> [TO DO]:
Nothing but the pictures should be left out when the entries below are duplicated.

DATA UNDER STUDY Block Start

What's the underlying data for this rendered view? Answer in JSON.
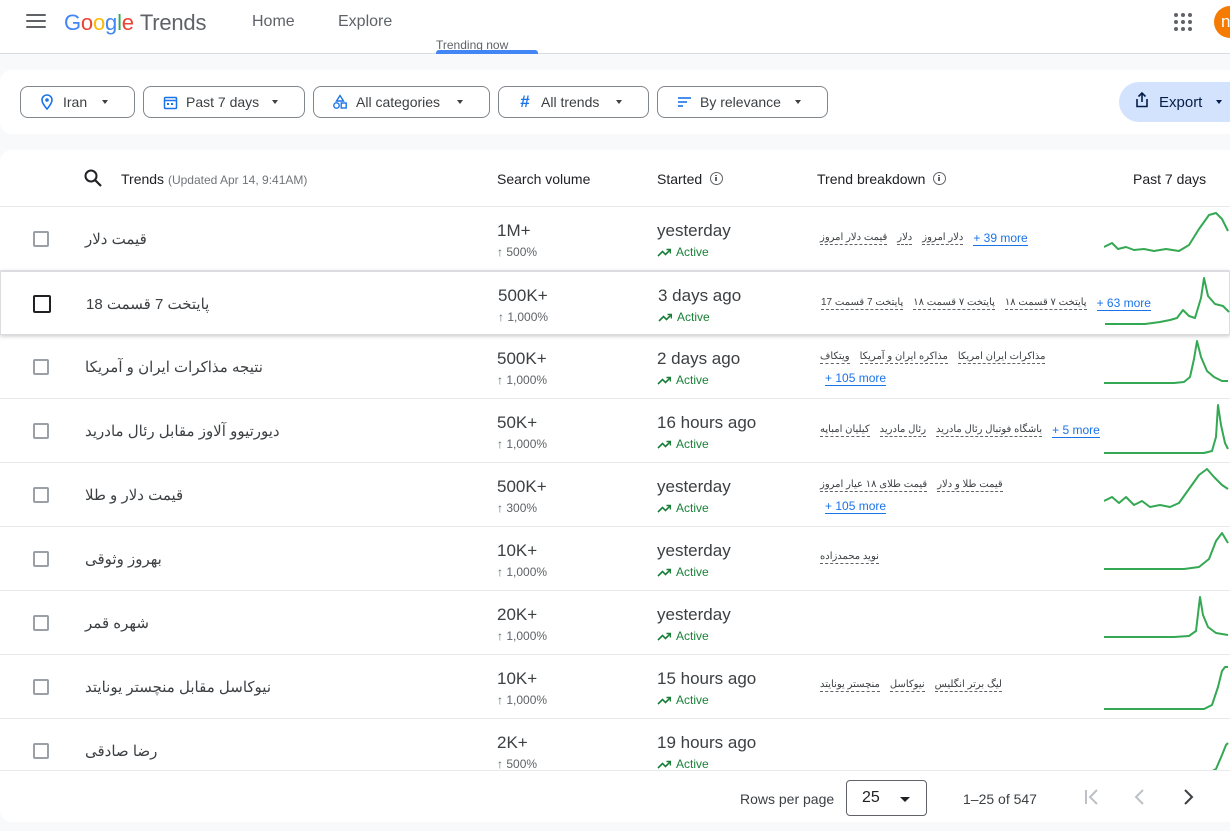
{
  "header": {
    "logo": {
      "g1": "G",
      "g2": "o",
      "g3": "o",
      "g4": "g",
      "g5": "l",
      "g6": "e",
      "product": "Trends"
    },
    "tabs": [
      {
        "label": "Home"
      },
      {
        "label": "Explore"
      },
      {
        "label": "Trending now"
      }
    ],
    "active_tab": "Trending now",
    "avatar_letter": "n",
    "colors": {
      "accent": "#4285f4",
      "avatar": "#f57c00"
    }
  },
  "filters": {
    "location": "Iran",
    "time": "Past 7 days",
    "category": "All categories",
    "trend_type": "All trends",
    "sort": "By relevance",
    "export": "Export"
  },
  "table": {
    "headers": {
      "trends": "Trends",
      "updated": "(Updated Apr 14, 9:41AM)",
      "volume": "Search volume",
      "started": "Started",
      "breakdown": "Trend breakdown",
      "past": "Past 7 days"
    },
    "rows": [
      {
        "title": "قیمت دلار",
        "volume": "1M+",
        "pct": "500%",
        "started": "yesterday",
        "status": "Active",
        "lines": [
          [
            "قیمت دلار امروز",
            "دلار",
            "دلار امروز"
          ]
        ],
        "more": "+ 39 more",
        "more_inline": true
      },
      {
        "title": "پایتخت 7 قسمت 18",
        "volume": "500K+",
        "pct": "1,000%",
        "started": "3 days ago",
        "status": "Active",
        "lines": [
          [
            "پایتخت 7 قسمت 17",
            "پایتخت ۷ قسمت ۱۸",
            "پایتخت ۷ قسمت ۱۸"
          ]
        ],
        "more": "+ 63 more",
        "more_inline": true
      },
      {
        "title": "نتیجه مذاکرات ایران و آمریکا",
        "volume": "500K+",
        "pct": "1,000%",
        "started": "2 days ago",
        "status": "Active",
        "lines": [
          [
            "ویتکاف",
            "مذاکره ایران و آمریکا",
            "مذاکرات ایران امریکا"
          ]
        ],
        "more": "+ 105 more",
        "more_inline": false
      },
      {
        "title": "دیورتیوو آلاوز مقابل رئال مادرید",
        "volume": "50K+",
        "pct": "1,000%",
        "started": "16 hours ago",
        "status": "Active",
        "lines": [
          [
            "کیلیان امباپه",
            "رئال مادرید",
            "باشگاه فوتبال رئال مادرید"
          ]
        ],
        "more": "+ 5 more",
        "more_inline": true
      },
      {
        "title": "قیمت دلار و طلا",
        "volume": "500K+",
        "pct": "300%",
        "started": "yesterday",
        "status": "Active",
        "lines": [
          [
            "قیمت طلای ۱۸ عیار امروز",
            "قیمت طلا و دلار"
          ]
        ],
        "more": "+ 105 more",
        "more_inline": false
      },
      {
        "title": "بهروز وثوقی",
        "volume": "10K+",
        "pct": "1,000%",
        "started": "yesterday",
        "status": "Active",
        "lines": [
          [
            "نوید محمدزاده"
          ]
        ],
        "more": "",
        "more_inline": true
      },
      {
        "title": "شهره قمر",
        "volume": "20K+",
        "pct": "1,000%",
        "started": "yesterday",
        "status": "Active",
        "lines": [],
        "more": "",
        "more_inline": true
      },
      {
        "title": "نیوکاسل مقابل منچستر یونایتد",
        "volume": "10K+",
        "pct": "1,000%",
        "started": "15 hours ago",
        "status": "Active",
        "lines": [
          [
            "منچستر یونایتد",
            "نیوکاسل",
            "لیگ برتر انگلیس"
          ]
        ],
        "more": "",
        "more_inline": true
      },
      {
        "title": "رضا صادقی",
        "volume": "2K+",
        "pct": "500%",
        "started": "19 hours ago",
        "status": "Active",
        "lines": [],
        "more": "",
        "more_inline": true
      }
    ]
  },
  "pager": {
    "rows_label": "Rows per page",
    "rows_value": "25",
    "range": "1–25 of 547"
  },
  "sparkline_color": "#34a853"
}
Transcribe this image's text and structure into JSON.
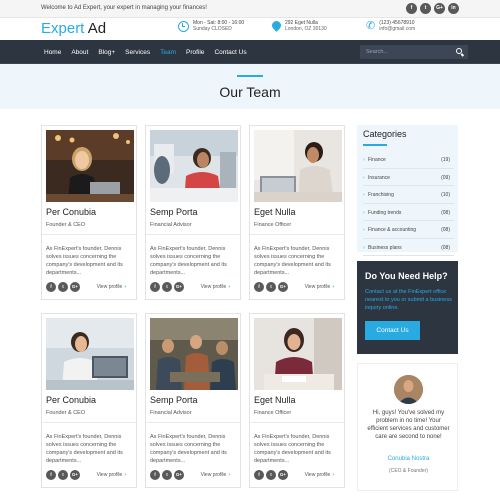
{
  "topbar": {
    "welcome": "Welcome to Ad Expert, your expert in managing your finances!",
    "socials": [
      "f",
      "t",
      "G+",
      "in"
    ]
  },
  "header": {
    "logo_a": "Expert",
    "logo_b": "Ad",
    "hours_line1": "Mon - Sat: 8:00 - 16:00",
    "hours_line2": "Sunday CLOSED",
    "address_line1": "292 Eget Nulla",
    "address_line2": "London, OZ 30130",
    "phone_line1": "(123) 45678910",
    "phone_line2": "info@gmail.com"
  },
  "nav": {
    "items": [
      "Home",
      "About",
      "Blog+",
      "Services",
      "Team",
      "Profile",
      "Contact Us"
    ],
    "active": "Team",
    "search_placeholder": "Search..."
  },
  "page": {
    "title": "Our Team"
  },
  "team": [
    {
      "name": "Per Conubia",
      "role": "Founder & CEO",
      "bio": "As FinExpert's founder, Dennis solves issues concerning the company's development and its departments...",
      "view": "View profile"
    },
    {
      "name": "Semp Porta",
      "role": "Financial Advisor",
      "bio": "As FinExpert's founder, Dennis solves issues concerning the company's development and its departments...",
      "view": "View profile"
    },
    {
      "name": "Eget Nulla",
      "role": "Finance Officer",
      "bio": "As FinExpert's founder, Dennis solves issues concerning the company's development and its departments...",
      "view": "View profile"
    },
    {
      "name": "Per Conubia",
      "role": "Founder & CEO",
      "bio": "As FinExpert's founder, Dennis solves issues concerning the company's development and its departments...",
      "view": "View profile"
    },
    {
      "name": "Semp Porta",
      "role": "Financial Advisor",
      "bio": "As FinExpert's founder, Dennis solves issues concerning the company's development and its departments...",
      "view": "View profile"
    },
    {
      "name": "Eget Nulla",
      "role": "Finance Officer",
      "bio": "As FinExpert's founder, Dennis solves issues concerning the company's development and its departments...",
      "view": "View profile"
    }
  ],
  "card_socials": [
    "f",
    "t",
    "G+"
  ],
  "categories": {
    "heading": "Categories",
    "items": [
      {
        "label": "Finance",
        "count": "(19)"
      },
      {
        "label": "Insurance",
        "count": "(09)"
      },
      {
        "label": "Franchising",
        "count": "(10)"
      },
      {
        "label": "Funding trends",
        "count": "(08)"
      },
      {
        "label": "Finance & accounting",
        "count": "(08)"
      },
      {
        "label": "Business plans",
        "count": "(08)"
      }
    ]
  },
  "help": {
    "heading": "Do You Need Help?",
    "text": "Contact us at the FinExpert office nearest to you or submit a business inquiry online.",
    "button": "Contact Us"
  },
  "testimonial": {
    "quote": "Hi, guys! You've solved my problem in no time! Your efficient services and customer care are second to none!",
    "name": "Conubia Nostra",
    "role": "(CEO & Founder)"
  },
  "colors": {
    "accent": "#29abe2",
    "dark": "#2d3540"
  }
}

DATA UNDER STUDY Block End

> [COMPLETED EXERCISE]:
What's the underlying data for this rendered view? Answer in JSON.
{
  "header": {
    "logo": {
      "g1": "G",
      "g2": "o",
      "g3": "o",
      "g4": "g",
      "g5": "l",
      "g6": "e",
      "product": "Trends"
    },
    "tabs": [
      {
        "label": "Home"
      },
      {
        "label": "Explore"
      },
      {
        "label": "Trending now"
      }
    ],
    "active_tab": "Trending now",
    "avatar_letter": "n",
    "colors": {
      "accent": "#4285f4",
      "avatar": "#f57c00"
    }
  },
  "filters": {
    "location": "Iran",
    "time": "Past 7 days",
    "category": "All categories",
    "trend_type": "All trends",
    "sort": "By relevance",
    "export": "Export"
  },
  "table": {
    "headers": {
      "trends": "Trends",
      "updated": "(Updated Apr 14, 9:41AM)",
      "volume": "Search volume",
      "started": "Started",
      "breakdown": "Trend breakdown",
      "past": "Past 7 days"
    },
    "rows": [
      {
        "title": "قیمت دلار",
        "volume": "1M+",
        "pct": "500%",
        "started": "yesterday",
        "status": "Active",
        "lines": [
          [
            "قیمت دلار امروز",
            "دلار",
            "دلار امروز"
          ]
        ],
        "more": "+ 39 more",
        "more_inline": true
      },
      {
        "title": "پایتخت 7 قسمت 18",
        "volume": "500K+",
        "pct": "1,000%",
        "started": "3 days ago",
        "status": "Active",
        "lines": [
          [
            "پایتخت 7 قسمت 17",
            "پایتخت ۷ قسمت ۱۸",
            "پایتخت ۷ قسمت ۱۸"
          ]
        ],
        "more": "+ 63 more",
        "more_inline": true
      },
      {
        "title": "نتیجه مذاکرات ایران و آمریکا",
        "volume": "500K+",
        "pct": "1,000%",
        "started": "2 days ago",
        "status": "Active",
        "lines": [
          [
            "ویتکاف",
            "مذاکره ایران و آمریکا",
            "مذاکرات ایران امریکا"
          ]
        ],
        "more": "+ 105 more",
        "more_inline": false
      },
      {
        "title": "دیورتیوو آلاوز مقابل رئال مادرید",
        "volume": "50K+",
        "pct": "1,000%",
        "started": "16 hours ago",
        "status": "Active",
        "lines": [
          [
            "کیلیان امباپه",
            "رئال مادرید",
            "باشگاه فوتبال رئال مادرید"
          ]
        ],
        "more": "+ 5 more",
        "more_inline": true
      },
      {
        "title": "قیمت دلار و طلا",
        "volume": "500K+",
        "pct": "300%",
        "started": "yesterday",
        "status": "Active",
        "lines": [
          [
            "قیمت طلای ۱۸ عیار امروز",
            "قیمت طلا و دلار"
          ]
        ],
        "more": "+ 105 more",
        "more_inline": false
      },
      {
        "title": "بهروز وثوقی",
        "volume": "10K+",
        "pct": "1,000%",
        "started": "yesterday",
        "status": "Active",
        "lines": [
          [
            "نوید محمدزاده"
          ]
        ],
        "more": "",
        "more_inline": true
      },
      {
        "title": "شهره قمر",
        "volume": "20K+",
        "pct": "1,000%",
        "started": "yesterday",
        "status": "Active",
        "lines": [],
        "more": "",
        "more_inline": true
      },
      {
        "title": "نیوکاسل مقابل منچستر یونایتد",
        "volume": "10K+",
        "pct": "1,000%",
        "started": "15 hours ago",
        "status": "Active",
        "lines": [
          [
            "منچستر یونایتد",
            "نیوکاسل",
            "لیگ برتر انگلیس"
          ]
        ],
        "more": "",
        "more_inline": true
      },
      {
        "title": "رضا صادقی",
        "volume": "2K+",
        "pct": "500%",
        "started": "19 hours ago",
        "status": "Active",
        "lines": [],
        "more": "",
        "more_inline": true
      }
    ]
  },
  "pager": {
    "rows_label": "Rows per page",
    "rows_value": "25",
    "range": "1–25 of 547"
  },
  "sparkline_color": "#34a853"
}
Transcribe this image's text and structure into JSON.
{
  "topbar": {
    "welcome": "Welcome to Ad Expert, your expert in managing your finances!",
    "socials": [
      "f",
      "t",
      "G+",
      "in"
    ]
  },
  "header": {
    "logo_a": "Expert",
    "logo_b": "Ad",
    "hours_line1": "Mon - Sat: 8:00 - 16:00",
    "hours_line2": "Sunday CLOSED",
    "address_line1": "292 Eget Nulla",
    "address_line2": "London, OZ 30130",
    "phone_line1": "(123) 45678910",
    "phone_line2": "info@gmail.com"
  },
  "nav": {
    "items": [
      "Home",
      "About",
      "Blog+",
      "Services",
      "Team",
      "Profile",
      "Contact Us"
    ],
    "active": "Team",
    "search_placeholder": "Search..."
  },
  "page": {
    "title": "Our Team"
  },
  "team": [
    {
      "name": "Per Conubia",
      "role": "Founder & CEO",
      "bio": "As FinExpert's founder, Dennis solves issues concerning the company's development and its departments...",
      "view": "View profile"
    },
    {
      "name": "Semp Porta",
      "role": "Financial Advisor",
      "bio": "As FinExpert's founder, Dennis solves issues concerning the company's development and its departments...",
      "view": "View profile"
    },
    {
      "name": "Eget Nulla",
      "role": "Finance Officer",
      "bio": "As FinExpert's founder, Dennis solves issues concerning the company's development and its departments...",
      "view": "View profile"
    },
    {
      "name": "Per Conubia",
      "role": "Founder & CEO",
      "bio": "As FinExpert's founder, Dennis solves issues concerning the company's development and its departments...",
      "view": "View profile"
    },
    {
      "name": "Semp Porta",
      "role": "Financial Advisor",
      "bio": "As FinExpert's founder, Dennis solves issues concerning the company's development and its departments...",
      "view": "View profile"
    },
    {
      "name": "Eget Nulla",
      "role": "Finance Officer",
      "bio": "As FinExpert's founder, Dennis solves issues concerning the company's development and its departments...",
      "view": "View profile"
    }
  ],
  "card_socials": [
    "f",
    "t",
    "G+"
  ],
  "categories": {
    "heading": "Categories",
    "items": [
      {
        "label": "Finance",
        "count": "(19)"
      },
      {
        "label": "Insurance",
        "count": "(09)"
      },
      {
        "label": "Franchising",
        "count": "(10)"
      },
      {
        "label": "Funding trends",
        "count": "(08)"
      },
      {
        "label": "Finance & accounting",
        "count": "(08)"
      },
      {
        "label": "Business plans",
        "count": "(08)"
      }
    ]
  },
  "help": {
    "heading": "Do You Need Help?",
    "text": "Contact us at the FinExpert office nearest to you or submit a business inquiry online.",
    "button": "Contact Us"
  },
  "testimonial": {
    "quote": "Hi, guys! You've solved my problem in no time! Your efficient services and customer care are second to none!",
    "name": "Conubia Nostra",
    "role": "(CEO & Founder)"
  },
  "colors": {
    "accent": "#29abe2",
    "dark": "#2d3540"
  }
}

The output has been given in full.